Thursday, March 9, 2017
Physician Says Prescriptions Are Fake
By Walter F. Roche Jr.
BOSTON Mass.-The chief medical officer at a major local hospital testified today that he never signed or approved several prescriptions that the head of a drug compounding firm submitted to state regulators in response to a 2012 complaint.
Testifying in in U.S. District Court in the second degree murder trial of Barry J. Cadden, Dr. Sunil Eappen also said that several other prescriptions submitted by the New England Compounding Center could not have been written by the doctors named on the forms because they would not be using the drug being dispensed.
Eappen, an anesthesiologist from the Massachusetts Eye and Ear Infirmary (MEEI) was the final prosecution witness in a trial that began nearly two months ago. Lawyers for Cadden later introduced their first witness and there were indications the case could finally go to the jury next week after two additional days of testimony.
Cadden has been charged with defrauding the U.S. Food and Drug Administration, racketeering and 25 counts of second degree murder.
Shown prescriptions for a large volume of an eye numbing agent, Eappen said they weren't his and he never approved them despite the fact that his name was listed on the forms as the prescribing physician.
Shown prescriptions signed by other MEEI physcians, Eappen said the doctors named would never have had a need for an eye numbing agent because of their specialties. One of them does nose jobs, while another is a plastic surgeon, Eappen said.
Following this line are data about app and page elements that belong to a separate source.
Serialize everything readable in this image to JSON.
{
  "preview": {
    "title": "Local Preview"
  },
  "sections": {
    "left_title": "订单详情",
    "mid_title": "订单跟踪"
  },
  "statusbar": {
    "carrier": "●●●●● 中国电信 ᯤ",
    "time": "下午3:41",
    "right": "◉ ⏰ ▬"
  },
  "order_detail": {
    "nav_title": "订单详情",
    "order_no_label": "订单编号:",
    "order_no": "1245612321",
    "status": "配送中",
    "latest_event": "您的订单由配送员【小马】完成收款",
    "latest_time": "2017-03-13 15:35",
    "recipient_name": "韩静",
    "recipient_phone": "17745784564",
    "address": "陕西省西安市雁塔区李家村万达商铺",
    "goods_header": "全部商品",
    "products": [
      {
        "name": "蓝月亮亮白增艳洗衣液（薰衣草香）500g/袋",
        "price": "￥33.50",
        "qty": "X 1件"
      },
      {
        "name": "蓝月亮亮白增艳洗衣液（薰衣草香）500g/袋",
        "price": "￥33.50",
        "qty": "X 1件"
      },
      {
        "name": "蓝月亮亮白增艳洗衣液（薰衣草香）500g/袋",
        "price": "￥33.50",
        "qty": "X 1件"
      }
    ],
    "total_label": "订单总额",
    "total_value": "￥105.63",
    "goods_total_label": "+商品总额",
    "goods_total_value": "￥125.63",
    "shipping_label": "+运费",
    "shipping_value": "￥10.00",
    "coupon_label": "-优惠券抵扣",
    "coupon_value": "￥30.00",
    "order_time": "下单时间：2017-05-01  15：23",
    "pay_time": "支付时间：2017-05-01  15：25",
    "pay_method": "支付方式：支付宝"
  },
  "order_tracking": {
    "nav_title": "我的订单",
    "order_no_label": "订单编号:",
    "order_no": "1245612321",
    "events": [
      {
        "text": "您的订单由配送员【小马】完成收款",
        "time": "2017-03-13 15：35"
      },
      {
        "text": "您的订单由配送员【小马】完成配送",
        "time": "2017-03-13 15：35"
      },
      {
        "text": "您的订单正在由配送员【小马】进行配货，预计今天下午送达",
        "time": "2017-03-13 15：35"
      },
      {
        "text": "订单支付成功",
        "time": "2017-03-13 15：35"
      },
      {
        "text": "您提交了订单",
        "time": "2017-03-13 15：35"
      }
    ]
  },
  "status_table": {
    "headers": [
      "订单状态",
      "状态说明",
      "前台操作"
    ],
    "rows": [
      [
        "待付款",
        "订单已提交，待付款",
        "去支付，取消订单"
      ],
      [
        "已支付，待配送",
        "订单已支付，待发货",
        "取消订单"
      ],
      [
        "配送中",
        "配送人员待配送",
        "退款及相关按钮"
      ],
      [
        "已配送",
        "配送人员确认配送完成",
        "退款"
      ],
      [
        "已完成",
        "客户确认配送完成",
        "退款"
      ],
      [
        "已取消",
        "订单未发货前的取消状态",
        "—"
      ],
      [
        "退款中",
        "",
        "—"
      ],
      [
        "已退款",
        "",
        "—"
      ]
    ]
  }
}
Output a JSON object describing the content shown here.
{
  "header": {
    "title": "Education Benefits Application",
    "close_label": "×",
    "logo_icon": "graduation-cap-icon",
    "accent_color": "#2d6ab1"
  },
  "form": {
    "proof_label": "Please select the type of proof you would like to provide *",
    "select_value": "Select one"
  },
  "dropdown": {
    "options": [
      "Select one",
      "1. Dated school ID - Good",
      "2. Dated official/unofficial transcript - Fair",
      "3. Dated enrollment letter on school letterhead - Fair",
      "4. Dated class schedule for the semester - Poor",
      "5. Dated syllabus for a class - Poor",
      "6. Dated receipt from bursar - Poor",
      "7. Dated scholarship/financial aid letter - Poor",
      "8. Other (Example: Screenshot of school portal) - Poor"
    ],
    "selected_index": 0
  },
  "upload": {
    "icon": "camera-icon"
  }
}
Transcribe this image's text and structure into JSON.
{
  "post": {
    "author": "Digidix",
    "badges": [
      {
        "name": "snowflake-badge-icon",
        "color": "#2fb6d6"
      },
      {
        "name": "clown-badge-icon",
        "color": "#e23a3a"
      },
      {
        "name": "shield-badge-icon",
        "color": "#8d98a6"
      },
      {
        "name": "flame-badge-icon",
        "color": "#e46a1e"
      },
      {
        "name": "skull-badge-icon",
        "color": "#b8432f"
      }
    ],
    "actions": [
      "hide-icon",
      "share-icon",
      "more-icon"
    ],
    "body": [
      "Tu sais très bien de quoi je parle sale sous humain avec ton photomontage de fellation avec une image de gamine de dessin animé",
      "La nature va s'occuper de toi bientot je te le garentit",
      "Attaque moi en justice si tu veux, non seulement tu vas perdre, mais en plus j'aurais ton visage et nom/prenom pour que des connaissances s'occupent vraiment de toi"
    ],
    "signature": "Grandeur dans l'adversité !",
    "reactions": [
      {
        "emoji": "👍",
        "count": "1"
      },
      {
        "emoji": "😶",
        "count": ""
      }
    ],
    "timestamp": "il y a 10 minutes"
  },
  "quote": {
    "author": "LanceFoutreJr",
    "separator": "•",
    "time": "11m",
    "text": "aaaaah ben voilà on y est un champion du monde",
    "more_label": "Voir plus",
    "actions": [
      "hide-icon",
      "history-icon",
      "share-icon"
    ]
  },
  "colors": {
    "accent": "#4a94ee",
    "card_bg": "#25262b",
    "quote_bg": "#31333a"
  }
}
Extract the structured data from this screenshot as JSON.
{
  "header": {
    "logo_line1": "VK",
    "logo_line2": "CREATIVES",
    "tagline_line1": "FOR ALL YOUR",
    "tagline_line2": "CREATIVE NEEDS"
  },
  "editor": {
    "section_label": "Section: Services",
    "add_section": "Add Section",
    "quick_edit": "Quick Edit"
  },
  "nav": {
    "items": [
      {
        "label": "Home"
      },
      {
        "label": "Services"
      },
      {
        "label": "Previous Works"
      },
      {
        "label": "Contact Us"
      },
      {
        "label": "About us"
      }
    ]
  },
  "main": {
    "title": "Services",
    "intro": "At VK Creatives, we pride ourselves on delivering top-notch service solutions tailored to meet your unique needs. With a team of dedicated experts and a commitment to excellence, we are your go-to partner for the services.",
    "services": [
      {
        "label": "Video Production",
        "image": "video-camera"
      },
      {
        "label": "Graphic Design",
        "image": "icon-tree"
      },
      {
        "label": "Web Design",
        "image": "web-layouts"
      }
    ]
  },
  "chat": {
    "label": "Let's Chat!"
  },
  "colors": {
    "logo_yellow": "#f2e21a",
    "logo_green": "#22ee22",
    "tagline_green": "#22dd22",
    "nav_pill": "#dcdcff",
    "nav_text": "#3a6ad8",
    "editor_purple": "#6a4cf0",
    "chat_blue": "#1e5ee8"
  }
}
A third doctor, whose name was on an NECC prescription, does cochlear implants.
Under questioning by Assistant U.S. Attorney George Varghese, Eappen recounted how MEEI filed a formal complaint against NECC with Massachusetts Pharmacy Board in 2012 after doses of that same eye numbing drug proved ineffective, with both patients and their doctors registering complaints.
"We just wanted to make sure it wasn't a trend" Eappen said when asked why it was reported to the state.
Eappen said doses of the eye numbing drug were eventually found to have only 25 percent of the prescribed key ingredient, lidocaine.
His testimony about the false prescriptions follows Wednesday's statements by a former employee of NECC's sales arm. Beth Reynolds related how she and another employee, under Cadden's direction, created some 300 prescriptions to make it appear that NECC had complied with a state law mandating the use of patient specific prescriptions.
Eappen said the numbing agent is used for eye surgeries. In addition to blocking pain, it keeps the eyeball still. He said it is injected into the tissue beneath the eyeball. At MEEI, he said, those injections are administered between 6,000 and 7,000 times a year.
He said MEEI initially had the numbing agent prepared daily by staff anesthesiologists, but then shifted the duty to the in-house pharmacy. He said they eventually turned to NECC because the Framingham company offered a version with fewer risks of infection and a 30 day shelf life.
Also testifying about the eye blocking incident was William E. Frisch Jr., an investigator for the state Pharmacy Board, who was assigned to look into the MEEI complaint.
He said he sent a letter to Cadden with a series of specific questions about the preparation of the drug and general information on NECC's operations including a list of licensed pharmacists and registered pharmacy technicians.
Among the items requested were copies of the patient specific prescriptions for the eye numbing drug from the lot which triggered the complaint.
"We wanted to make sure there were prescriptions," he said.
He said the response including the prescription copies were sent to the board on June 14, 2012 in a letter signed by Cadden.
After Assistant U.S. Attorney Amanda Strachan announced the prosecution had completed its case, Stephen O'Neill, the head of an Ashland environmental monitoring company, was called as Cadden's first witness.
Under questioning by Bruce Singal, O'Neill said his firm, Scientific Air Analysis had been doing testing twice a year for NECC since the compounding firm opened in the late 90s. The company specializes in clean room inspection and monitoring, according to its web site.
Shown the results of the last test conducted on June 22, 2012, O'Neill said the sampling for particulates in the primary clean room showed it exceeded the requirements set by the U.S. Pharmacopeia and the International Standards Association.
His testimony will resume Friday.